The Alexander Technique
The Alexander Technique is notoriously difficult to define because learning it is based very much on ones’ own experience. From an early age, we build up habitual patterns of movement and over time they become established as familiar and are our norm.
Our ‘habits’ develop in a variety of ways and include genetic make-up, environment, growth development, stress levels, trauma and many other such influences. It is these habitual patterns of thought and movement that determine the way we sit, stand, read or indeed perform any of our daily activites.
In a lesson, the AT teacher uses gentle hands on guidance and manipulation whilst the client carries out a few simple daily activities such as walking, sitting, standing, lying down or using a computer. The teacher is, in effect attempting to unravel muscular distortions whilst encouraging the skeleton & muscles to work as they originally did when we were children. Together the client and teacher seek to change and improve the individuals’ underlying patterns of movement.

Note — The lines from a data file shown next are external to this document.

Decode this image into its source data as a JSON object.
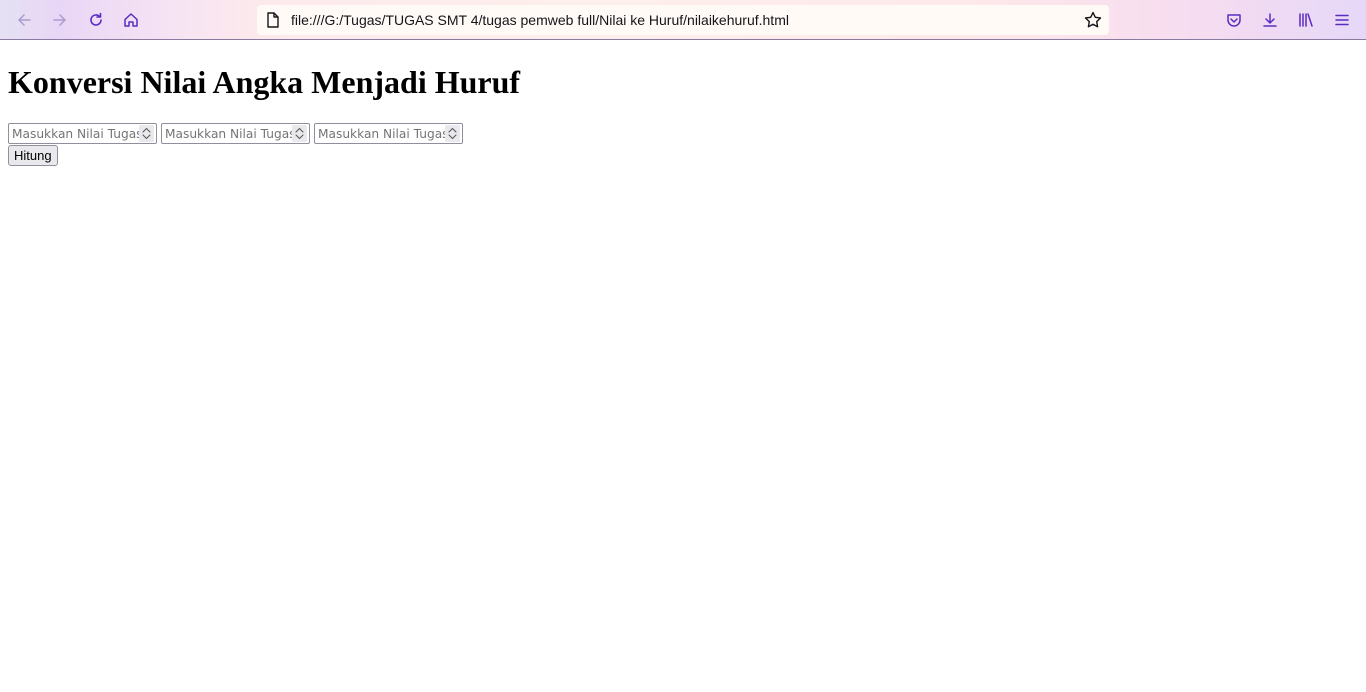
{
  "browser": {
    "url": "file:///G:/Tugas/TUGAS SMT 4/tugas pemweb full/Nilai ke Huruf/nilaikehuruf.html",
    "icons": [
      "back-icon",
      "forward-icon",
      "reload-icon",
      "home-icon",
      "page-icon",
      "bookmark-star-icon",
      "pocket-icon",
      "download-icon",
      "library-icon",
      "menu-icon"
    ],
    "accent_color": "#7b2ff7"
  },
  "page": {
    "heading": "Konversi Nilai Angka Menjadi Huruf",
    "inputs": [
      {
        "placeholder": "Masukkan Nilai Tugas",
        "value": ""
      },
      {
        "placeholder": "Masukkan Nilai Tugas",
        "value": ""
      },
      {
        "placeholder": "Masukkan Nilai Tugas",
        "value": ""
      }
    ],
    "button_label": "Hitung"
  }
}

Following a course of lessons, pupils generally experience a feeling of lightness and freedom of movement. Gait, poise and posture will improve together with an overall lengthening in stature.